The West Indies Cricket Board commissioned a special three-member group to review the poor performance of the Windies team at the last T-20 world cup when the team made an early exit.
The group was tasked with the job of discovering the root causes of the poor performance of the team and making recommendations for improvement.
The group was chaired by Justice Patrick Thompson Jr., a High Court Judge of the Eastern Caribbean Supreme Court, and included Brian Lara, the West Indies batting legend and current IPL T20 Head Coach, and South African international cricket coach, Mickey Arthur.
The group has already submitted its report to the President of the WICB, Ricky Skerritt, who has lauded their efforts and noted that he is looking forward to the Board implementing the recommendations as soon as possible.
Justice Thompson who presides over the high court in Nevis recently sat down in an interview with local Sports journalist, Curtis Morton and spoke freely about the report.
Some of the established pointers that were revealed were:
• The team did not get an opportunity to properly acclimatize to the conditions in Tasmania. They left right after CPL from the sunshine in the Caribbean to play in wet and cold conditions.
• The outfields were a lot bigger than those in the Caribbean and so six-hitting was not as easy, and many batsmen were easily caught in the deep.
• The batsmen generally showed that they were inept at playing spin—or better put, slow bowling.
Justice Thompson also indicated that the Board and the players need to come to an agreement that is generally pleasing to both parties in terms of proper contractual arrangements.

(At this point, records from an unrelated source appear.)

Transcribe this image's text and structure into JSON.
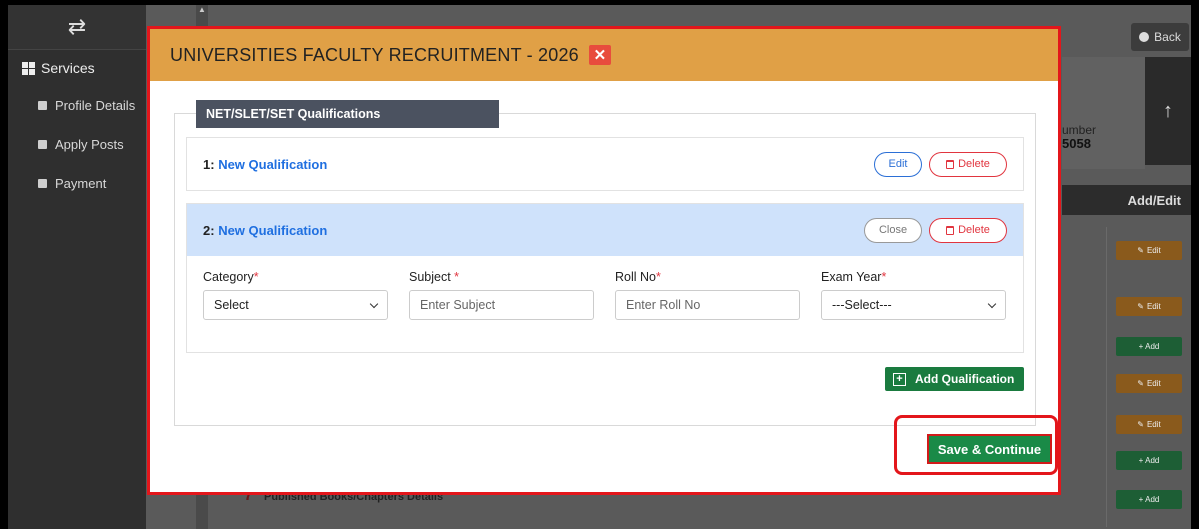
{
  "sidebar": {
    "toggle_icon": "swap-arrows-icon",
    "services_label": "Services",
    "items": [
      {
        "label": "Profile Details"
      },
      {
        "label": "Apply Posts"
      },
      {
        "label": "Payment"
      }
    ]
  },
  "background": {
    "back_label": "Back",
    "number_label": "umber",
    "number_value": "5058",
    "table_header": "Add/Edit",
    "edit_label": "Edit",
    "add_label": "+ Add",
    "row7_number": "7",
    "row7_text": "Published Books/Chapters Details"
  },
  "modal": {
    "title": "UNIVERSITIES FACULTY RECRUITMENT - 2026",
    "close_glyph": "✕",
    "section_title": "NET/SLET/SET Qualifications",
    "qualifications": [
      {
        "number": "1:",
        "title": "New Qualification",
        "primary_btn": "Edit",
        "delete_btn": "Delete"
      },
      {
        "number": "2:",
        "title": "New Qualification",
        "primary_btn": "Close",
        "delete_btn": "Delete"
      }
    ],
    "form": {
      "category_label": "Category",
      "category_value": "Select",
      "subject_label": "Subject ",
      "subject_placeholder": "Enter Subject",
      "roll_label": "Roll No",
      "roll_placeholder": "Enter Roll No",
      "year_label": "Exam Year",
      "year_value": "---Select---",
      "required_mark": "*"
    },
    "add_qualification_label": "Add Qualification",
    "save_label": "Save & Continue"
  },
  "colors": {
    "modal_header": "#e0a046",
    "highlight_border": "#e3161b",
    "save_button": "#1a8a47",
    "link_blue": "#1f6fe0"
  }
}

This should see the players in a position to effectively support their families and at the same time, give full commitment to West Indies Cricket.
Justice Thompson used the opportunity to appeal to all cricket lovers and supporters of the game to be mentors to upcoming cricketers in as many ways as possible.
He also appealed to young cricketers to stay focused, train and practice hard, as ‘what you put in, is what you will get out.’